In 1974, he first used the name Joe D’Amato as director on the Canadian spaghetti western Cormack of the Mounties, a name proposed by producer Ermanno Donati to resemble Italian American the Italian names of directors such as Martin Scorsese and Brian De Palma and which became his better-known pseudonym.
During his lifetime, D’Amato worked under innumerable aliases. Because of this, it is on the one hand possible that there are still Joe D’Amato films which are in circulation, which he wrote or directed, but for which he used an as yet unattributed pseudonym. This seems especially likely for the years devoted to the production of hardcore pornography in the early 1980s and the second half of the 1990s. On the other hand, titles are easily wrongly attributed to D’Amato as long as they are directed by a lesser known director with only one or a few titles in his oeuvre who happened to work in the same genre as D’Amato and whose name is then misinterpreted as a pseudonym of Joe D’Amato.

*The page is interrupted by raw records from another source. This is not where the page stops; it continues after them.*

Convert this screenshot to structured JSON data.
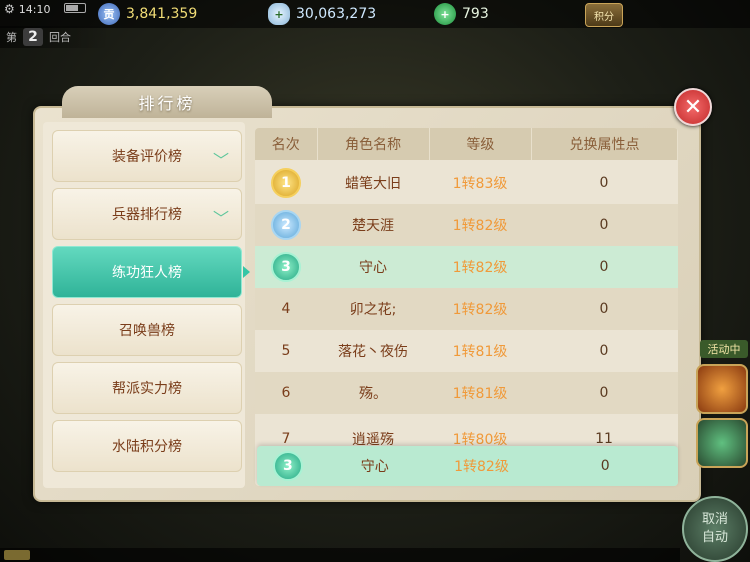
{
  "status": {
    "time": "14:10"
  },
  "resources": {
    "copper": "3,841,359",
    "silver": "30,063,273",
    "jade": "793",
    "copper_icon": "贡",
    "plus": "+",
    "score_button": "积分"
  },
  "round": {
    "prefix": "第",
    "number": "2",
    "suffix": "回合"
  },
  "panel": {
    "title": "排行榜",
    "close": "✕"
  },
  "tabs": [
    {
      "label": "装备评价榜",
      "chevron": "﹀"
    },
    {
      "label": "兵器排行榜",
      "chevron": "﹀"
    },
    {
      "label": "练功狂人榜"
    },
    {
      "label": "召唤兽榜"
    },
    {
      "label": "帮派实力榜"
    },
    {
      "label": "水陆积分榜"
    }
  ],
  "table": {
    "headers": [
      "名次",
      "角色名称",
      "等级",
      "兑换属性点"
    ],
    "rows": [
      {
        "rank": "1",
        "name": "蜡笔大旧",
        "level": "1转83级",
        "points": "0"
      },
      {
        "rank": "2",
        "name": "楚天涯",
        "level": "1转82级",
        "points": "0"
      },
      {
        "rank": "3",
        "name": "守心",
        "level": "1转82级",
        "points": "0"
      },
      {
        "rank": "4",
        "name": "卯之花;",
        "level": "1转82级",
        "points": "0"
      },
      {
        "rank": "5",
        "name": "落花丶夜伤",
        "level": "1转81级",
        "points": "0"
      },
      {
        "rank": "6",
        "name": "殇。",
        "level": "1转81级",
        "points": "0"
      },
      {
        "rank": "7",
        "name": "逍遥殇",
        "level": "1转80级",
        "points": "11"
      }
    ],
    "my_rank": {
      "rank": "3",
      "name": "守心",
      "level": "1转82级",
      "points": "0"
    }
  },
  "side": {
    "event_label": "活动中",
    "auto_line1": "取消",
    "auto_line2": "自动"
  }
}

This is largely due to the lack of easily accessible documentation on most of these movies.
The following is a list of pseudonyms D’Amato is known to have used. The names which recur on a regular basis are highlighted in bold.
Anna Bergman, Raf Donato, Gerry Lively, and Romano Gastaldi are sometimes listed under pseudonyms as well. However, these were not mere names, but actual people involved in the production of the respective movies who for various reasons took the credit in D’Amato’s stead, and thus should not be listed as pseudonyms, but allonyms. The same goes for D’Amato’s use of the fictitious character-name Sarah Asproon.